Regulation is tightening, with governments increasingly adamant that foreign suppliers meet acceptable sustainability standards, so business leaders will need to carry out greater due diligence on their suppliers. Some multinational enterprises have pledged to source supplies from only those companies that uphold fair labor practices and environmental protections.
A very important factor to consider is the potential impact on the organisation’s reputation due to the conditions in the countries from which they source goods or services. For example, allegations of forced labor in the Xinjiang region have pushed many global brands including Nike and H&M to abandon Chinese cotton on human rights grounds. The moves provoked a fierce backlash from Chinese consumers, however, underscoring just how much of a delicate undertaking sourcing has become.
Salvatore Cantale is Professor of Finance at IMD. His major research and consulting interests are in value creation, valuation, and the way in which corporations structure liabilities and choose financing options.

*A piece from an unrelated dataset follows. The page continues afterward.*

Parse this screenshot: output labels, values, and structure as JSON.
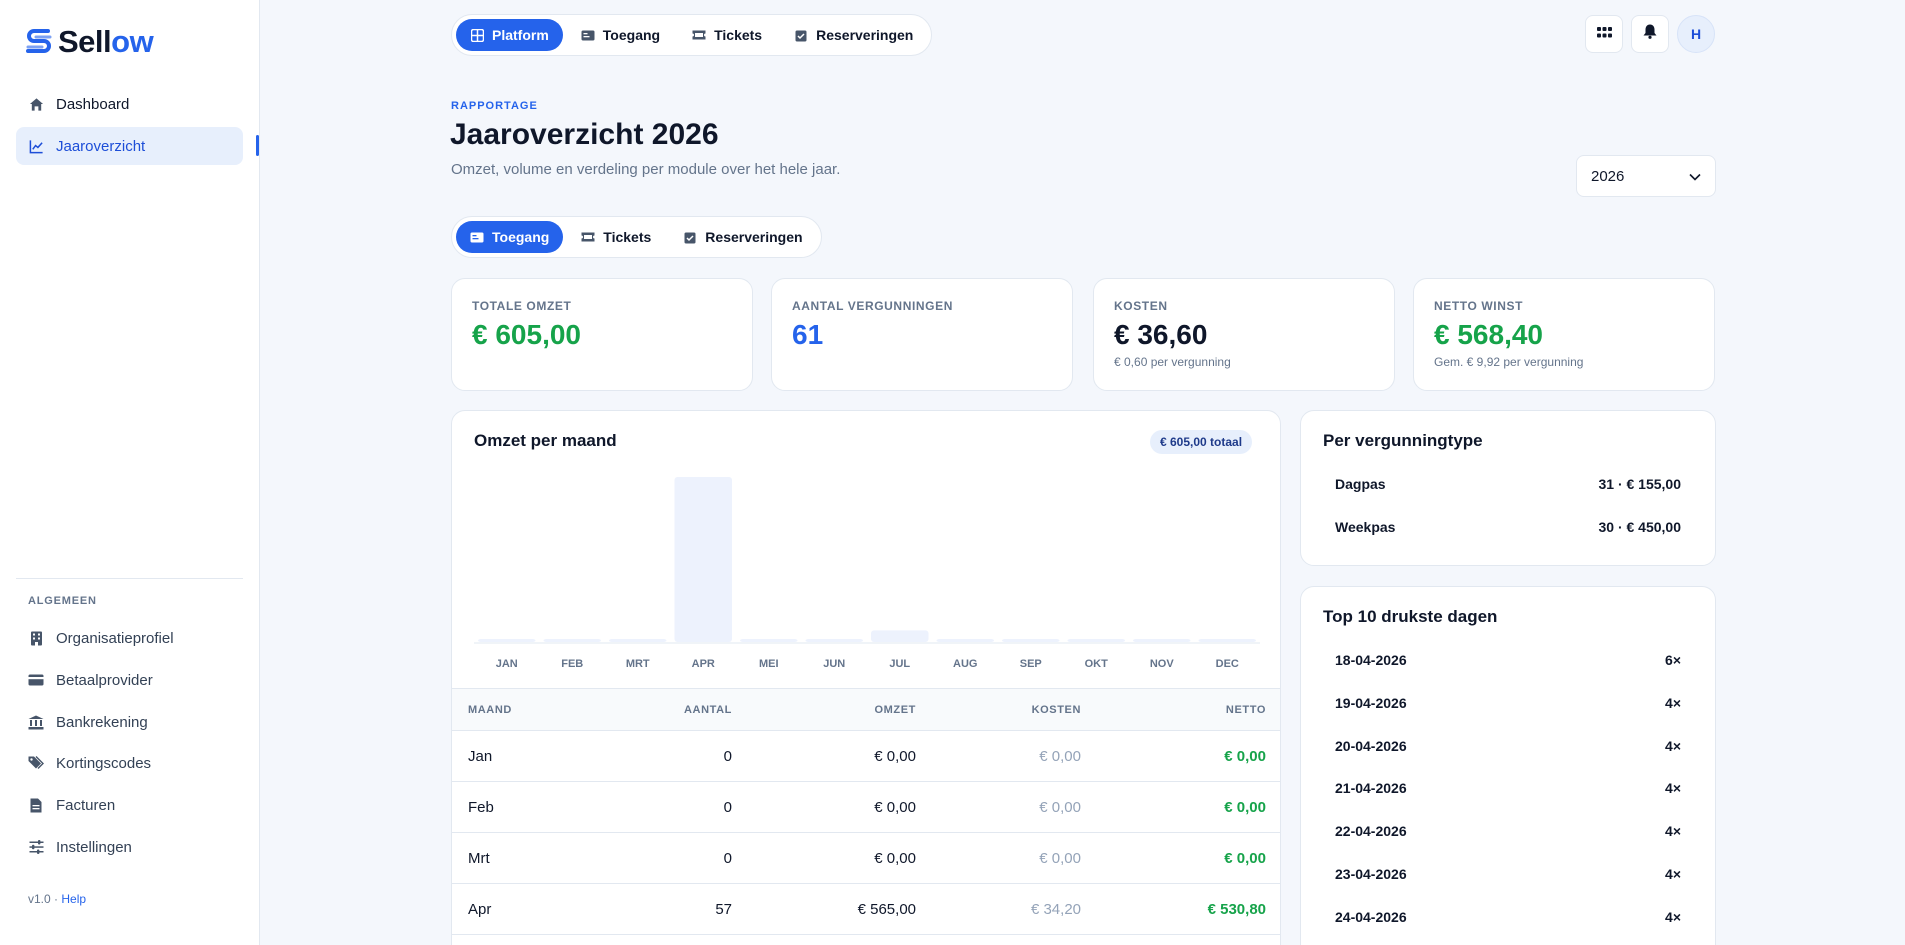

David Bach is Professor of Strategy and Political Economy at IMD. He helps managers and senior executives develop a strategic lens for the nexus of business and politics.